 According to the Finance Minister, “The Development Plan further calls on government to send a signal to industry and consumers that we are living in an environmentally stressed world and so Government proposes to price carbon by way of a carbon tax at the rate of R120 per ton of CO2 equivalent, effective from 1 January 2015”. An annual escalation of 10% is proposed thereafter. “To soften the impact on the business, a tax-free exemption threshold of 60 per cent will be set, with additional allowances for emissions intensive and trade-exposed industries”. Industries to be subject to the carbon tax include electricity, petroleum, iron, steel and aluminium. Some sectors will be granted a relief of up to 80% and this will be the case for the Iron & steel, glass & ceramics, cement, chemicals and aluminium. Pulp & paper, petroleum & oil refining and sugar will have a relief of 70%. “The agricultural sector will receive 100% relief and no extra relief for non-renewable electricity generation”.
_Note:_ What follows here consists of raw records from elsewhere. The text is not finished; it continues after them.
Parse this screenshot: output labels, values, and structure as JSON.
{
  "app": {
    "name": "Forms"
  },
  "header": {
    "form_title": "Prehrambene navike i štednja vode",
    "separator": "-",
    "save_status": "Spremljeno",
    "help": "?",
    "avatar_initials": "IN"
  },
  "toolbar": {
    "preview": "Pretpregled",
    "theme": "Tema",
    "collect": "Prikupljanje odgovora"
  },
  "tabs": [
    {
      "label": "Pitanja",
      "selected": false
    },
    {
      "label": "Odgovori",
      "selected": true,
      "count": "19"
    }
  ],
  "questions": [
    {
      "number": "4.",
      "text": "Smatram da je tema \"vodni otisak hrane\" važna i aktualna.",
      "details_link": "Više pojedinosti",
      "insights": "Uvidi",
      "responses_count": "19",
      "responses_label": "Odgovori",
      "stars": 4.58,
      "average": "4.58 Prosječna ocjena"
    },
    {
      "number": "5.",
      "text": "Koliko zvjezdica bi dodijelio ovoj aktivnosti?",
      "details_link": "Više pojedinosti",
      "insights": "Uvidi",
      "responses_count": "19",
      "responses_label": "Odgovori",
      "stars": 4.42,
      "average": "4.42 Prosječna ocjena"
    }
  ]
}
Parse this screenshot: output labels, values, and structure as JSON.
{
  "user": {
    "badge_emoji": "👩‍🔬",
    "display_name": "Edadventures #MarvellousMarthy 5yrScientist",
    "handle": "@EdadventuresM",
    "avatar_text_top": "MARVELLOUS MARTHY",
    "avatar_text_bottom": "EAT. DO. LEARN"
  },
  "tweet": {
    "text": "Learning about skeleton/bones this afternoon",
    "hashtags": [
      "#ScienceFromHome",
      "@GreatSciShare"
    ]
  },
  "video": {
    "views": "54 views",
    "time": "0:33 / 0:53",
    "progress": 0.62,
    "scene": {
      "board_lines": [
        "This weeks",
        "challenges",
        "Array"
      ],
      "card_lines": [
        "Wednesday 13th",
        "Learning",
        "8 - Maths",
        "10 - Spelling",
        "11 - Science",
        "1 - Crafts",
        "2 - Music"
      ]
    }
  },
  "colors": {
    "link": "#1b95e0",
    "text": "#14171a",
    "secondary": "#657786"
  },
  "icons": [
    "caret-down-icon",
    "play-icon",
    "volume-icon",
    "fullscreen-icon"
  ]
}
Furthermore, Mr Pravin Gordon noted that “to ensure that South Africa produces fuel that is more environmentally friendly, support mechanisms for both biofuel production and the upgrade of oil refineries to cleaner fuel standards will be introduced”. In addition, the Finance minister insists that government will continue to direct spending towards environmental programmes, such as installing solar water geysers, procuring renewable energy, low carbon public transport, cleaning up derelict mines, addressing acid mine drainage, supporting our national parks.

The easy question that many observers are asking is that of knowing as to whether the Treasury first motive is to reduce carbon emissions or to create a new source of fiscal revenue? The business world in South Africa  still much divided to answer that question. South African’s officials however, insist by making it clear that “the primary motive is to reduce carbon emissions and not to create another source of tax revenue”. According to the Treasury, South Africa aims to reduce its carbon emissions by 34 percent by 2020 and by 42 percent by 2025.

Current trends in carbon emissions show that more than 70% of the country’s carbon emissions are from coal; followed by oil, cement and other sectors. Is the carbon tax not going to affect the economic growth in South Africa? That’s another debatable question, given the fact that the country relies heavily on the electricity produced from coal. The national electricity utility (Eskom), will definitely pass on the cost of the carbon tax to the electricity users, which will put additional burden on the consumers shoulders.

These debatable questions and many others will hopefully find answers with the full clarity on the carbon tax set to be available once the treasury releases a final discussion document on carbon tax.

Meanwhile, it is good to know that South Africa is not the first country to introduce the carbon tax. Finland did it since1990; Canada and United States are among them. South Africa will join more than 10 countries or carbon trading schemes.

Click here to view table.